The Cavaliers have made important, and much needed, additions this summer, but perhaps none is as important as the signing of center Andrew Bynum. The big man had an injury plagued year in Philadelphia last season, but if he can stay healthy and find the form he showed in his last season with the Los Angeles Lakers, then he can be the dominant presence in the paint that Cleveland have been searching for. Bynum will most likely be joined by Tristan Thompson at the power forward spot, with the youngster showing considerable signs of improvement in his first two years in the NBA. Couple this with the experience of Anderson Varejao, and the potential of Tyler Zeller from the bench, and the Cavaliers have a very exciting selection of young big men, who could form a successful group for many years to come.

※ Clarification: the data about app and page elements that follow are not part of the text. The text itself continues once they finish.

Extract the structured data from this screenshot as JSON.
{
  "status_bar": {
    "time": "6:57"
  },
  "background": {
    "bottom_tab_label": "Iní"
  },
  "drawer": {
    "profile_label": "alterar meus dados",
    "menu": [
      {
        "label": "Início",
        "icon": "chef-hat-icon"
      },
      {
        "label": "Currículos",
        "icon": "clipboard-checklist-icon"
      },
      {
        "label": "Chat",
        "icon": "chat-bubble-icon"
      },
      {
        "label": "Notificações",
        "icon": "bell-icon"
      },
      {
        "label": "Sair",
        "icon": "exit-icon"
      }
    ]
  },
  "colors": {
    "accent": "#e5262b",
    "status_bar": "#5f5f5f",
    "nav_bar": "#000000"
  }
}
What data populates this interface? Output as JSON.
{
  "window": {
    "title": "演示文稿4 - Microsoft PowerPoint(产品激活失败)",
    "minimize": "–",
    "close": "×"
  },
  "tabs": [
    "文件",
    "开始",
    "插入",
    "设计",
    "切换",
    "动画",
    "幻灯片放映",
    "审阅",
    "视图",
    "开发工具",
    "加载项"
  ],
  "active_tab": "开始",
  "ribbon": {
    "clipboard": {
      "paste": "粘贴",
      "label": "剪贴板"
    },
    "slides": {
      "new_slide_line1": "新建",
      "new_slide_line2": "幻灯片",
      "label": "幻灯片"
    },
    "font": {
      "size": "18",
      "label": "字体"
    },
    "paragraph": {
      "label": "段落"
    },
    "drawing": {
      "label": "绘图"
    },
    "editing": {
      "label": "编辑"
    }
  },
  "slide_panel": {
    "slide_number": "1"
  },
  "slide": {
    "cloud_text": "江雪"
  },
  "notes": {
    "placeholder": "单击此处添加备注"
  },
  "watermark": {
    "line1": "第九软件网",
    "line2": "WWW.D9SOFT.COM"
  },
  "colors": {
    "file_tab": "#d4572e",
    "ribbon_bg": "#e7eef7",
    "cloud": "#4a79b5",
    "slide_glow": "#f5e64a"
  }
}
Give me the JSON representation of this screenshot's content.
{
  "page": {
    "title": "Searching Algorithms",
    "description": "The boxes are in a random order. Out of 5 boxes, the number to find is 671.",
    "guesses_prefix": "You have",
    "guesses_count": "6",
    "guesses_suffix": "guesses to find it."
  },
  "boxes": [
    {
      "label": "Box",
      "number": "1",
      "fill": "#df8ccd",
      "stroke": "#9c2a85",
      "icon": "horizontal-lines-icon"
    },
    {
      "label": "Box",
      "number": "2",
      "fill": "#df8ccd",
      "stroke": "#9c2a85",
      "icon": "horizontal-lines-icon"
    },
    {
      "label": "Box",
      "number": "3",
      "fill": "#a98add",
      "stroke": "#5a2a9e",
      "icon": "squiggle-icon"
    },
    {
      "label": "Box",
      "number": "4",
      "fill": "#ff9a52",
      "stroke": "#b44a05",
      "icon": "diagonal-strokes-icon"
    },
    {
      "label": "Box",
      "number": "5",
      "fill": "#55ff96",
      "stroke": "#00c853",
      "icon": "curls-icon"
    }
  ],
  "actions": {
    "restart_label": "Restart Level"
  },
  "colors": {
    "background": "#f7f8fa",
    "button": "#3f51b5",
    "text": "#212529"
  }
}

Another problem for Cleveland since LeBron’s departure has been a lack of talent and/or depth at the small forward position, and recent number one overall pick Anthony Bennett could be the answer to this perennial problem, providing he doesn’t finding himself backing up Thompson as a power forward (his college position). Although some have claimed that Cleveland ‘reached’ for Bennett by taking him with the first pick in this year’s draft, his rebounding skills, dynamism and outside shooting, potentially make him a great solution to Cleveland’s struggles at small forward. Former Laker Earl Clark will also be worth keeping an eye on, as he showed glimpses of starter’s potential during Los Angeles’ injury-ridden 2012-13 season.
Cleveland’s back court has also been upgraded during the offseason, with Jarrett Jack providing strong backup behind Irving, and protecting the young point guard from playing too many minutes, and tiring himself out for later in the season. Irving himself is now already considered as one of the best point guards in the East, if not the whole NBA, and is slightly behind the ‘elite’ group of Chris Paul, Russel Westbrook, Tony Parker, Derrick Rose and Rajon Rondo. Hopes will also be high for shooting guard Dion Waiters, who had a very impressive rookie season, and even more will be expected of the young man this season, as he grows accustomed to the NBA. Other additions, Sergey Karasev and Felix Carrick, both via the draft, should also add some much needed quality to the Cavaliers’ bench, providing a outside shooting threat and a lockdown defender respectively.
An NBA offseason is often a case of give and take, with teams sacrificing certain players for cap reasons, or to allow them to strengthen other areas of the team, but for Cleveland there have been only positives. The starting five has been improved with the additions of Bynum and Bennett (again, presuming he transitions to small forward), not to mention the continued development of the talented young trio of Irving, Waiters and Thompson, whilst the bench has also been given a much needed boost in the form of Jack, Karasev, Carrick and Clark. The talent is there, as is the depth, now Cleveland’s biggest concerns will be keeping this group healthy, as well as developing chemistry under returning head coach Mike Brown.
No one is tipping the Cavaliers to win the NBA title next season, especially with the likes of the Miami Heat, Chicago Bulls, Indiana Pacers and Brooklyn Nets looking to dominate the conference, but an eagerly awaited return to the playoffs could be on the cards. A return to the playoffs would certainly be uplifting to the Cleveland fan base, and though further expectations may be premature at this stage, the foundations have certainly been laid for a very successful future.
Photo Courtesy of Keith Allison